THOUSANDS of cigarettes were seized in raids on shops as part of a crackdown on Bolton's illegal tobacco operations.

Over two weeks, Trading Standards officers found 15,000 cigarettes and 1.5kg of rolling tobacco, as well as over 100 bottles of counterfeit vodka, prescription medication and even cannabis.

The raids came on March 19, 25 and 27 and saw handlers with sniffer dogs enter into 19 businesses across the borough alongside police and representatives from the council’s Housing Standards and Licensing Enforcement teams.

The shops cannot be named because they are now the subject of ongoing legal investigations which could see owners brought before the council’s licensing committee or the courts.

All of the raids were based upon intelligence which had been received by the council about the supply of illicit tobacco.

A spokesman for the the authority said inquiries had begun into all the business where contraband was seized, with the aim of prosecuting those involved.

He said: “This was an operation taking place over several days across the borough, targeting multiple businesses suspected of selling illicit tobacco.

“Illegal tobacco products and other items have been seized from some of these premises.

“Customers who have concerns about any products being sold can make an anonymous report to trading standards on or call Crime Stoppers on 0800 555 111.”

In addition, any of the businesses with a licence for the sale of alcohol will be the subject of a licence review, which will also be submitted to the council’s Licensing Committee.

In February, a shopkeeper was put under CCTV surveillance by the committee after he was found to have 4,000 cigarettes and 2kg of rolling tobacco in a back room of his store.

Police discovered the stash after a PCSO witnessed a woman enter the shop asking for "cheap ciggys" and point to the rear of the building.

The owner said he had not know the products were illegal.

READ MORE: Shopkeeper caught with over 4,000 illegal cigarettes in back room

Illicit cigarettes or rolling tobacco can include anything which is either counterfeit or has been smuggled, without duty paid. It is often sold at a lower price than regular tobacco products.

In recent years, the government has attempted to crack down on these items as the sale of them undermines the campaign to reduce smoking through the use of taxation.

These products also been linked to organised crime groups who often specifically target young people.

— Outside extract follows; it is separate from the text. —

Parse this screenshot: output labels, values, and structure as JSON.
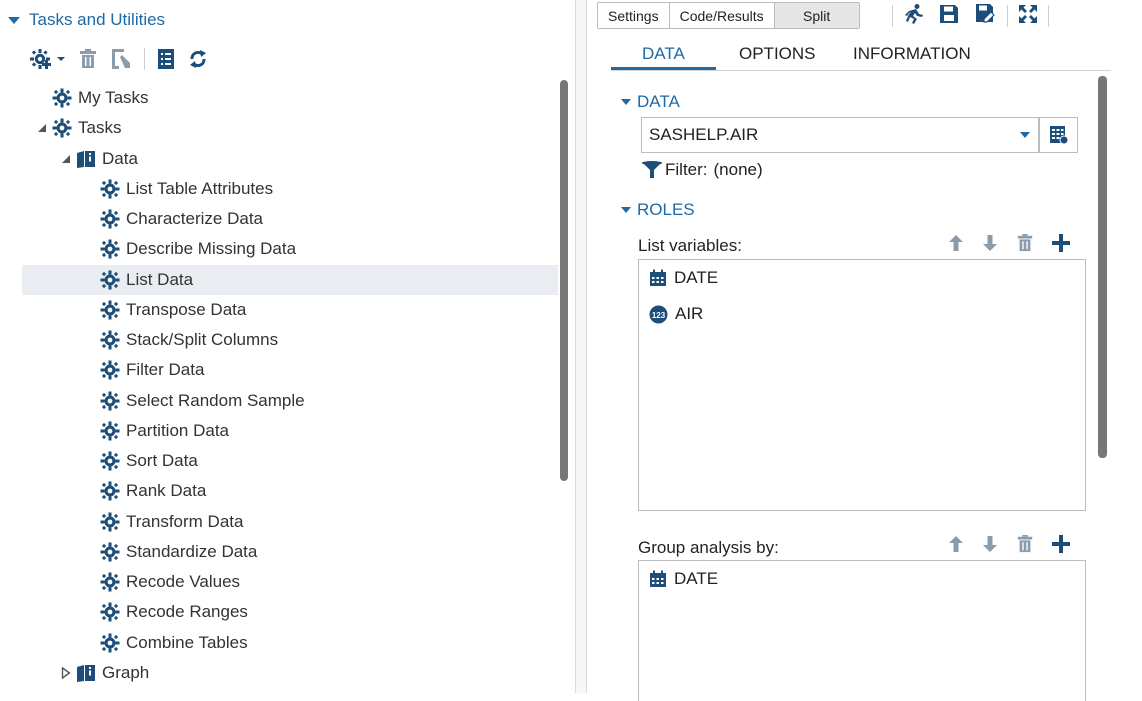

HMRC estimates that the trade in illicit tobacco products cost the UK economy £2.5 billion in lost revenue lost in 2016-17, with 5.5 billion illicit cigarettes and 2,700 tonnes of illicit hand-rolling tobacco were consumed across the country.

The cannabis which was found has been seized by police and the prescription medication is to be destroyed.